Madagascar (in 2015) was an eye-opener. It was mostly rural. Graeme says the people were lovely. Fifty per cent of their population is aged under 15.
“School holidays made for a curious time. I’ve never seen so many small, dark-skinned people running around. Sometimes I would think I was in Asia. It is contoured like an Asian country. Sometimes Australia because of the reds. Madagascar is known as the red island. They don’t have a lot of water but they are very clever in how they use it.”
Lunch breaks would have them presented with an amazing buffet of vegetables. Potatoes, carrots, three different types of onion, green beans and artichokes. Vegetables made up for Madagascar not having much meat.
Graeme’s companions were from a variety of countries. Many of the same people pop up on different trips. Mishaps when cycling have been rare.
At the end of a trip everyone submits their photographs. Ralph selects images for a book of highlights. He designs it himself on his PC then has hardback copies printed. Graeme calculates he has pedaled in excess of 10,000 km on Ralph Freeman’s trips.
I don’t ride with clip pedals. I wear sandals and get a lot of flak. But I don’t have smelly feet. They get plenty of ventilation.” At 76 he says he would like to keep bicycle travel up a bit longer. “I’ve put my name down for a 40-day trip next year from Prague to Istanbul.”
Some training is essential. General fitness will see him through. It is his backside that needs toughening up. “I have no wish to be surgically separated from my bicycle saddle,” he laughs.
E-bike or total pedal power?
Graeme Oakley says he would not be doing his cycling journeys if he did not have an e-bike. But there are pluses and minuses – as he found out in France.
A road bike weights in a 7 or 8 kg. An e-bike is three times that. And it cuts out about 25 km/h. On a flat road with no headwind roadies are doing 30 km/hr or more.

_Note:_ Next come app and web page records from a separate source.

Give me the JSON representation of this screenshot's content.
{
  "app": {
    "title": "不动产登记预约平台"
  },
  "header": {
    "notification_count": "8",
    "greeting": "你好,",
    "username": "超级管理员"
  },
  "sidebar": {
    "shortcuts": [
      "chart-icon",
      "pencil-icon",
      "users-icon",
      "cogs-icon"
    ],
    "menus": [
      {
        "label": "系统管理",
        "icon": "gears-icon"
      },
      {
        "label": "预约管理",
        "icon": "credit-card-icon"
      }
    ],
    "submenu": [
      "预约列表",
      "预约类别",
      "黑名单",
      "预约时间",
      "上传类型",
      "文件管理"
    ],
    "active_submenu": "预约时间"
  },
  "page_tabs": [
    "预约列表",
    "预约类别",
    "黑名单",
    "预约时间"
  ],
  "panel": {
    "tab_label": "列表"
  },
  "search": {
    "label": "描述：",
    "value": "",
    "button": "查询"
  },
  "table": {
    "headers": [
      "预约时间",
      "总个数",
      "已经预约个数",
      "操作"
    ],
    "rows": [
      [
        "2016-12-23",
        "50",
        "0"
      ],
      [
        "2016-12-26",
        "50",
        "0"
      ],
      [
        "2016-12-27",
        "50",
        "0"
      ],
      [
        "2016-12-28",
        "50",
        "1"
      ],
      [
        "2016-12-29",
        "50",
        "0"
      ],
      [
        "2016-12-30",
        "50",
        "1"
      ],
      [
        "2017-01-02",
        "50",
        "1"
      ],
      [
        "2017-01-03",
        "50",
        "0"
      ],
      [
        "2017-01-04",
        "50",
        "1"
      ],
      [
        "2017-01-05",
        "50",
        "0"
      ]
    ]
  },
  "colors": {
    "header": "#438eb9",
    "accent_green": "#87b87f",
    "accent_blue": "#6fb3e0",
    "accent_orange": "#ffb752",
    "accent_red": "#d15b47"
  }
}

“With no power on a heavier bike you’re hanging out.It’s hard work to keep up. Going downhill is another negative. An e-bike doesn’t have the range of gears. I cannot catch up with the pedals going downhill. On a steep downhill I have the advantage because of my 90 kg body weight and a heavier bike. On a gentler downhill I’ve been out to 45 km/h and still pedaling. That’s my lot. They will be doing 60 km/hr. Uphill is different With the first increment of power I’m about equal to them. With the third or fourth increment I’ve got a big advantage to enable me to be doing what I am doing.”
He carries a spare battery. His quickest use of a battery was on a long (32 km) steep climb.
Over the last three kilometres of Mount Ventoux Graeme was climbing, pedaling hard, at about 22 km/hr. The road bikes were down to 3 or 4 km/hr.
He would expect to get 70 or 80 km from one battery charge.
“I still need to pedal. It is just that much easier. I lost 7 kg in France.”